Aaron Swartz was facing up to 31 years in jail for downloading articles at M.I.T.
BY LIZA BéAR | It was standing room only at The Cooper Union’s Great Hall from 4 p.m. to 6 p.m. on Sat., Jan. 19, as family, friends, collaborators and supporters honored the memory of Internet pioneer, computer prodigy and cyber activist Aaron Swartz, 26.
Swartz ended his life on Jan. 11 in his Brooklyn apartment, a few weeks before the scheduled start of his controversial Department of Justice trial.
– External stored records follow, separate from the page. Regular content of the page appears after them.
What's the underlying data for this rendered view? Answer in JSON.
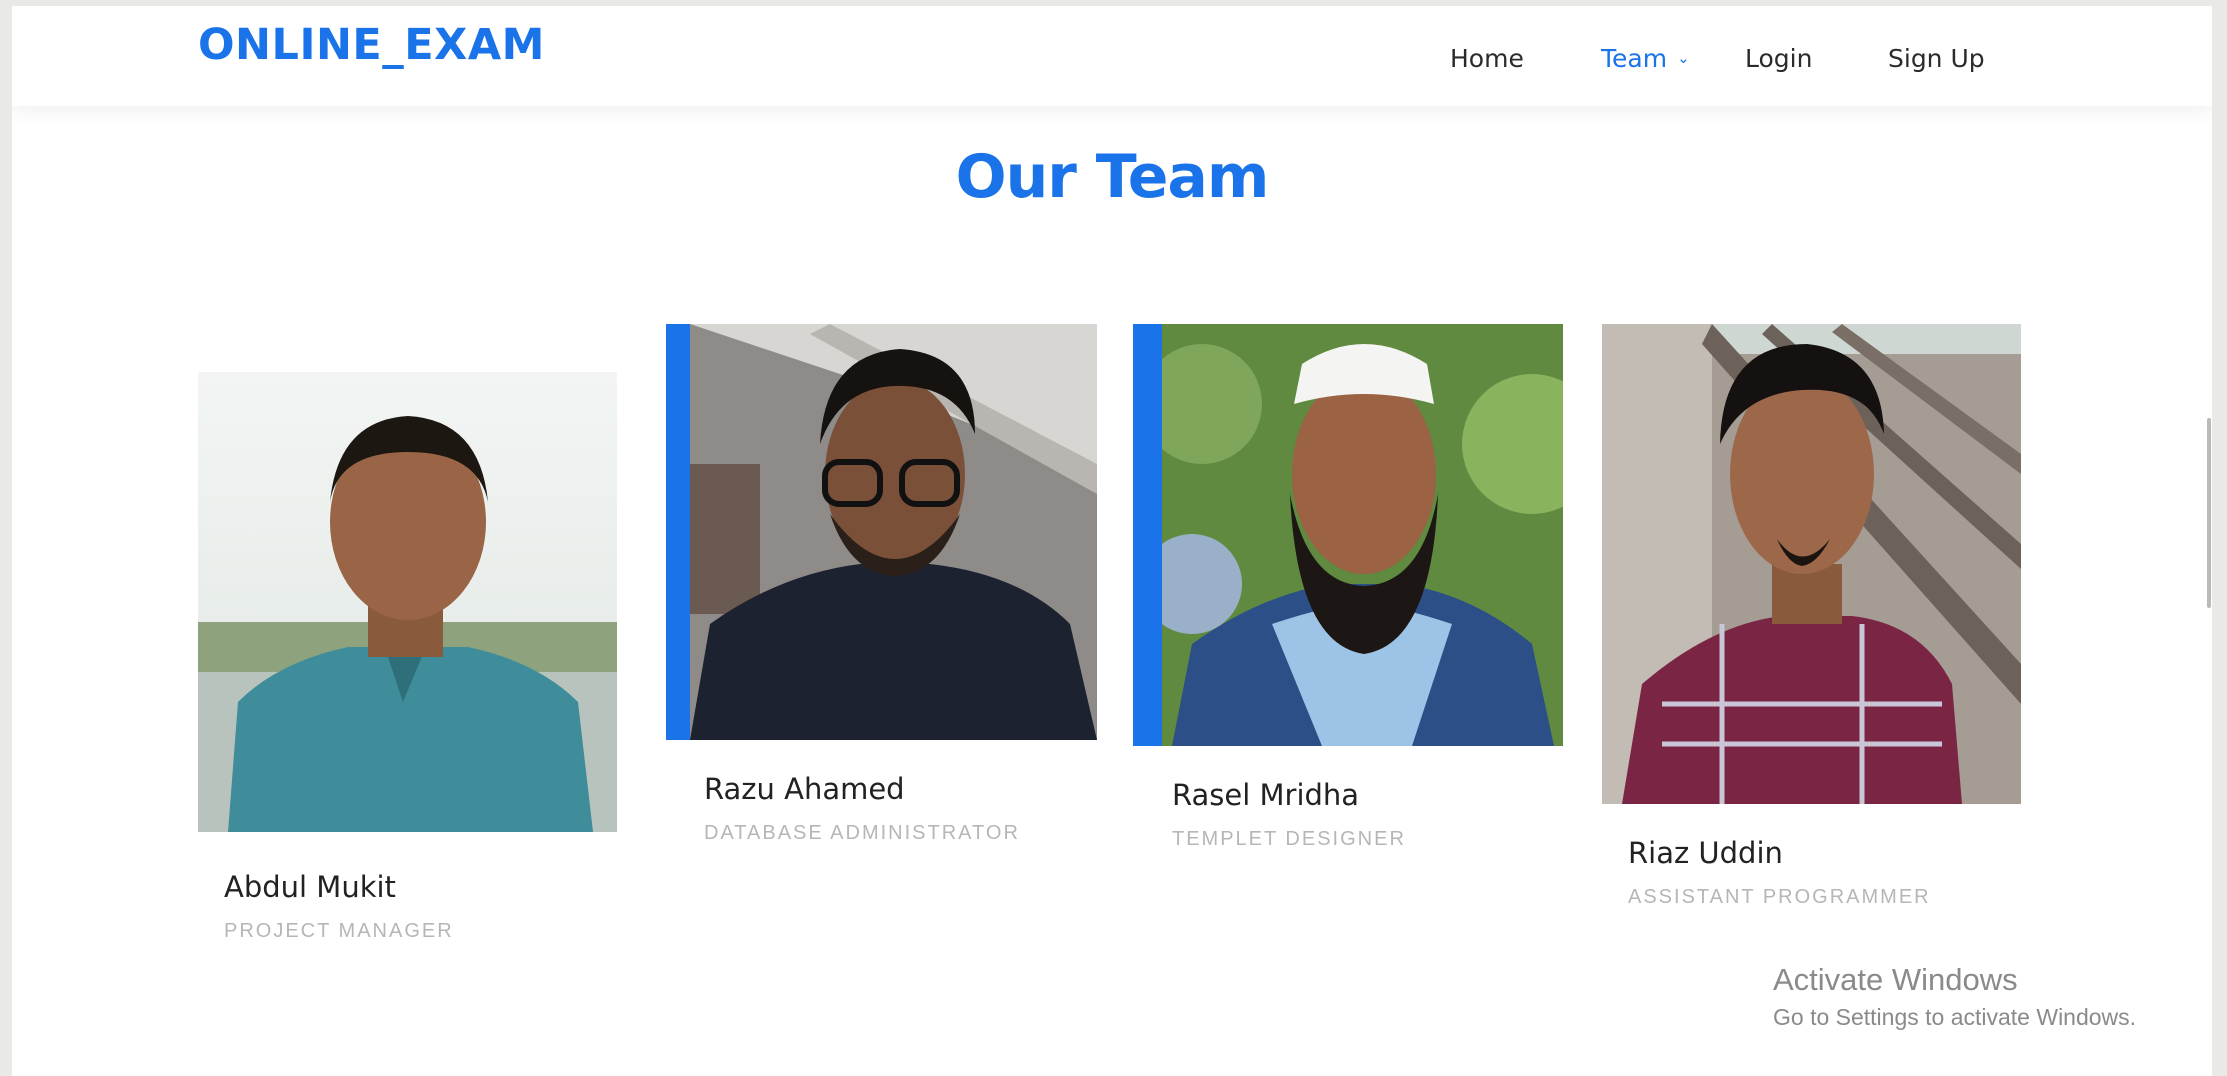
{
  "brand": "ONLINE_EXAM",
  "nav": {
    "home": "Home",
    "team": "Team",
    "login": "Login",
    "signup": "Sign Up"
  },
  "section": {
    "title": "Our Team"
  },
  "team": [
    {
      "name": "Abdul Mukit",
      "role": "PROJECT MANAGER"
    },
    {
      "name": "Razu Ahamed",
      "role": "DATABASE ADMINISTRATOR"
    },
    {
      "name": "Rasel Mridha",
      "role": "TEMPLET DESIGNER"
    },
    {
      "name": "Riaz Uddin",
      "role": "ASSISTANT PROGRAMMER"
    }
  ],
  "watermark": {
    "title": "Activate Windows",
    "subtitle": "Go to Settings to activate Windows."
  },
  "colors": {
    "accent": "#1a73e8",
    "role_text": "#b6b6b6"
  }
}
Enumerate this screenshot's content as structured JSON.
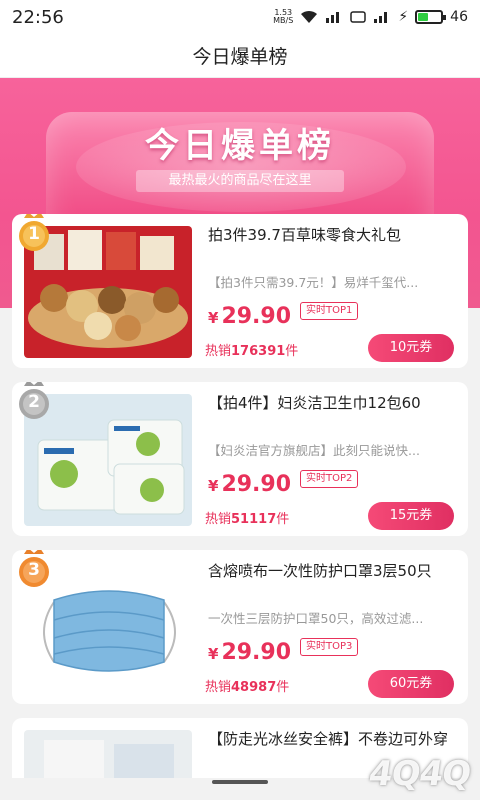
{
  "status": {
    "time": "22:56",
    "speed_top": "1.53",
    "speed_unit": "MB/S",
    "battery": "46"
  },
  "title": "今日爆单榜",
  "banner": {
    "title": "今日爆单榜",
    "subtitle": "最热最火的商品尽在这里"
  },
  "products": [
    {
      "rank": "1",
      "title": "拍3件39.7百草味零食大礼包",
      "desc": "【拍3件只需39.7元！】易烊千玺代...",
      "price": "29.90",
      "top": "实时TOP1",
      "sold_prefix": "热销",
      "sold_count": "176391",
      "sold_suffix": "件",
      "coupon": "10元券",
      "rank_color": "#f0a830"
    },
    {
      "rank": "2",
      "title": "【拍4件】妇炎洁卫生巾12包60",
      "desc": "【妇炎洁官方旗舰店】此刻只能说快...",
      "price": "29.90",
      "top": "实时TOP2",
      "sold_prefix": "热销",
      "sold_count": "51117",
      "sold_suffix": "件",
      "coupon": "15元券",
      "rank_color": "#a8a8a8"
    },
    {
      "rank": "3",
      "title": "含熔喷布一次性防护口罩3层50只",
      "desc": "一次性三层防护口罩50只，高效过滤...",
      "price": "29.90",
      "top": "实时TOP3",
      "sold_prefix": "热销",
      "sold_count": "48987",
      "sold_suffix": "件",
      "coupon": "60元券",
      "rank_color": "#f08a30"
    },
    {
      "title": "【防走光冰丝安全裤】不卷边可外穿"
    }
  ],
  "currency": "¥",
  "watermark": "4Q4Q"
}
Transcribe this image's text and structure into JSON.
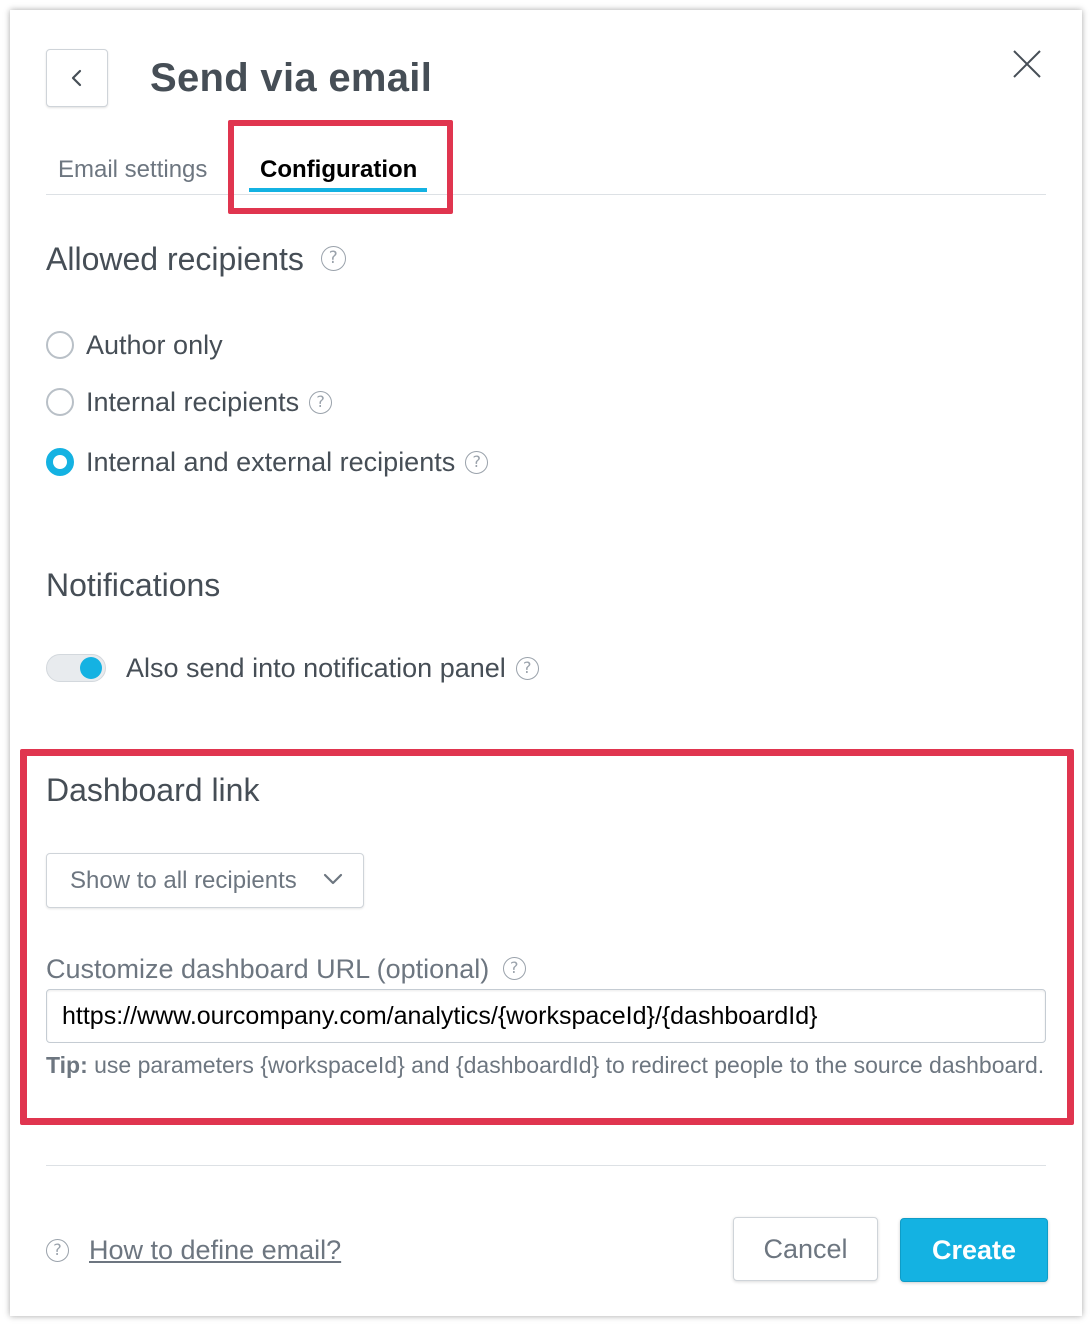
{
  "dialog": {
    "title": "Send via email",
    "back_icon": "chevron-left-icon",
    "close_icon": "close-icon"
  },
  "tabs": [
    {
      "label": "Email settings",
      "active": false
    },
    {
      "label": "Configuration",
      "active": true
    }
  ],
  "recipients": {
    "heading": "Allowed recipients",
    "options": [
      {
        "label": "Author only",
        "selected": false,
        "has_help": false
      },
      {
        "label": "Internal recipients",
        "selected": false,
        "has_help": true
      },
      {
        "label": "Internal and external recipients",
        "selected": true,
        "has_help": true
      }
    ]
  },
  "notifications": {
    "heading": "Notifications",
    "toggle_label": "Also send into notification panel",
    "toggle_on": true
  },
  "dashboard_link": {
    "heading": "Dashboard link",
    "dropdown_value": "Show to all recipients",
    "url_label": "Customize dashboard URL (optional)",
    "url_value": "https://www.ourcompany.com/analytics/{workspaceId}/{dashboardId}",
    "tip_prefix": "Tip:",
    "tip_text": " use parameters {workspaceId} and {dashboardId} to redirect people to the source dashboard."
  },
  "footer": {
    "help_link": "How to define email?",
    "cancel_label": "Cancel",
    "create_label": "Create"
  },
  "help_glyph": "?",
  "colors": {
    "accent": "#14b2e2",
    "highlight": "#e0354f",
    "text": "#464e56"
  }
}
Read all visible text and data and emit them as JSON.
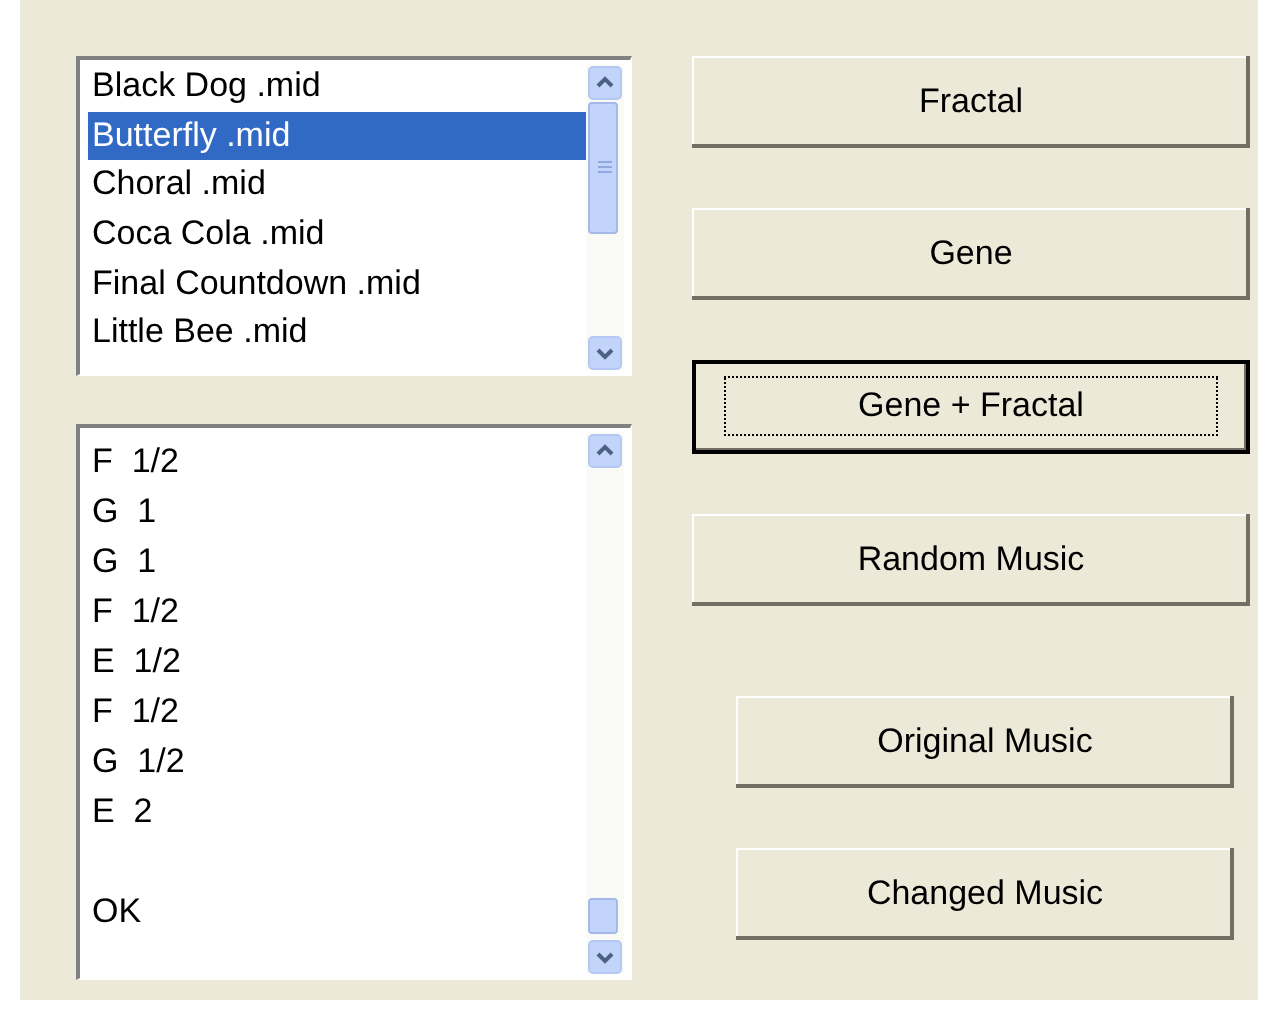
{
  "song_list": {
    "items": [
      {
        "label": "Black Dog .mid",
        "selected": false
      },
      {
        "label": "Butterfly .mid",
        "selected": true
      },
      {
        "label": "Choral .mid",
        "selected": false
      },
      {
        "label": "Coca Cola .mid",
        "selected": false
      },
      {
        "label": "Final Countdown .mid",
        "selected": false
      },
      {
        "label": "Little Bee .mid",
        "selected": false
      }
    ]
  },
  "notes_output": {
    "lines": [
      "F  1/2",
      "G  1",
      "G  1",
      "F  1/2",
      "E  1/2",
      "F  1/2",
      "G  1/2",
      "E  2"
    ],
    "result": "OK"
  },
  "buttons": [
    {
      "label": "Fractal",
      "focused": false,
      "kind": "wide"
    },
    {
      "label": "Gene",
      "focused": false,
      "kind": "wide"
    },
    {
      "label": "Gene + Fractal",
      "focused": true,
      "kind": "wide"
    },
    {
      "label": "Random Music",
      "focused": false,
      "kind": "wide"
    },
    {
      "label": "Original Music",
      "focused": false,
      "kind": "narrow"
    },
    {
      "label": "Changed Music",
      "focused": false,
      "kind": "narrow"
    }
  ]
}
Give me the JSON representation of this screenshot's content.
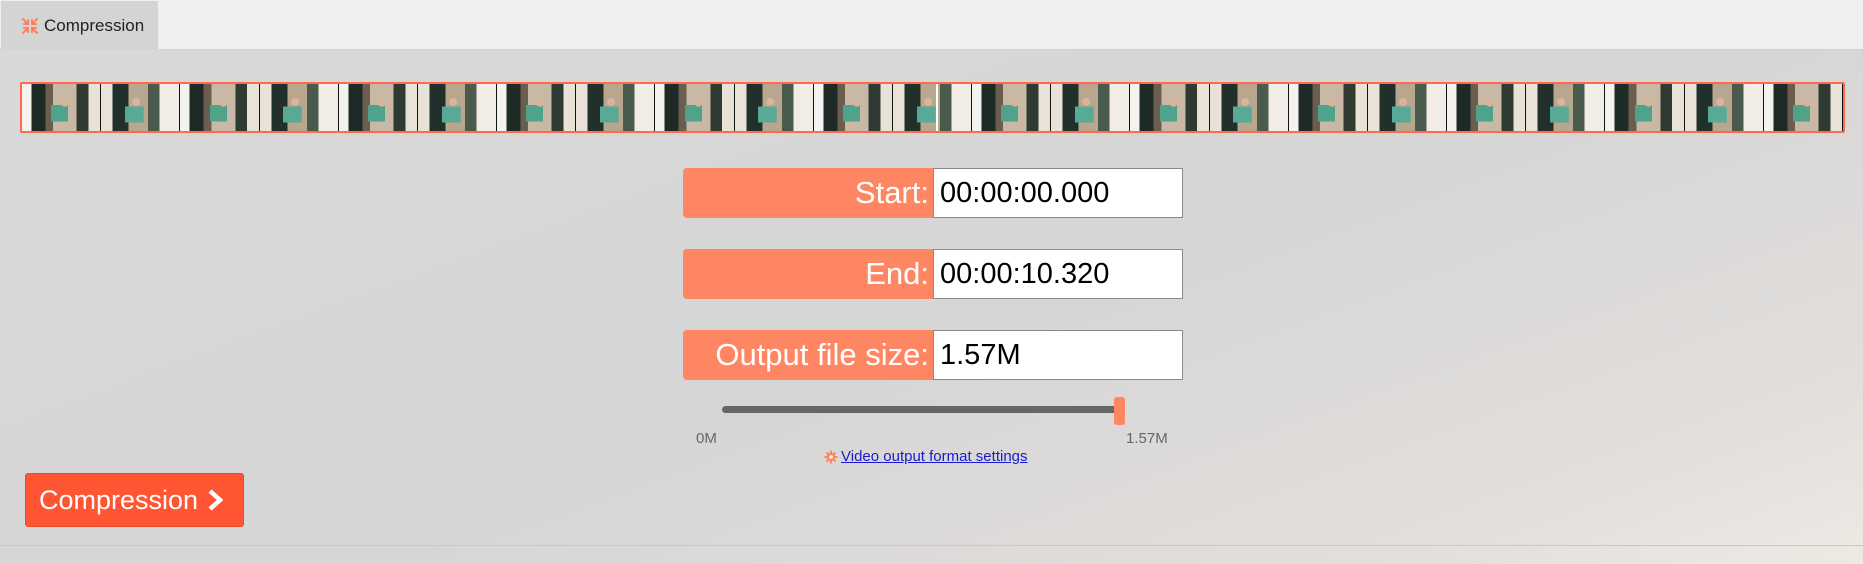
{
  "tab": {
    "label": "Compression",
    "icon": "compress-arrows-icon"
  },
  "filmstrip": {
    "frame_count": 23
  },
  "fields": {
    "start": {
      "label": "Start:",
      "value": "00:00:00.000"
    },
    "end": {
      "label": "End:",
      "value": "00:00:10.320"
    },
    "size": {
      "label": "Output file size:",
      "value": "1.57M"
    }
  },
  "slider": {
    "min_label": "0M",
    "max_label": "1.57M",
    "value_fraction": 1.0
  },
  "settings_link": {
    "label": "Video output format settings",
    "icon": "gear-icon"
  },
  "compress_button": {
    "label": "Compression",
    "icon": "chevron-right-icon"
  },
  "colors": {
    "accent": "#ff8663",
    "button": "#ff5533",
    "link": "#1a1ad0"
  }
}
He stood accused of breaking into a closet at M.I.T. in September 2010, and downloading 4.5 million articles from JSTOR, a nonprofit, subscription-based, online archive for more than 1,000 academic journals, to which Swartz, as a fellow at Harvard’s Safra Center for Ethics, had access.
Although neither JSTOR nor M.I.T. wished to pursue civil or criminal charges, as told by Swartz to The Huffington Post last June, D.O.J. brought 13 felony counts against him under the Computer Fraud and Abuse Act, or CAFA. As a result, he faced as much as 31 years in jail and/or a $1 million fine, causing incredible stress, according to his partner, Taren Stinebrickner-Kauffman, founder of SumofUs.org.
A statement on the memorial program referred to Swartz’s death as “the product of a criminal justice system rife with intimidation and prosecutorial overreach.”
Efforts are underway to reform CAFA through an initiative called Aaron’s Law, for which signatures are being collected.
Repeatedly referred to as a “builder, not a hacker” at The Cooper Union memorial service, Swartz invented an A.T.M. machine. He spent a year in high school and a year in college. At age 14, he helped create the RSS Web feed and became a co-founder of Reddit — a social news and entertainment Web site where users vote submissions up or down. By 16 he was considered an expert in his field, contributing to the development of Creative Commons, which provides free and easy-to-use, copyright licensing for creative content shared online.
At the East Village memorial, Edward Tufte, professor emeritus of computer science at Yale, hailed Swartz as “marvelously and vigorously different.” Holden Karnovsky, co-executive director of Givewell, referred to Swartz’s interest in meta-issues, such as promoting rational altruism. Roy Singham, founder and chairperson of Thoughtworks, who had hired a team of international engineers to work with Swartz, eulogized him as a systems thinker, “a gentle giant who wanted to right the wrongs of the world, a complex and wondrous soul,” but also as “a consummate team member who was developing the next generation of tools for organizing and democratizing campaigning.”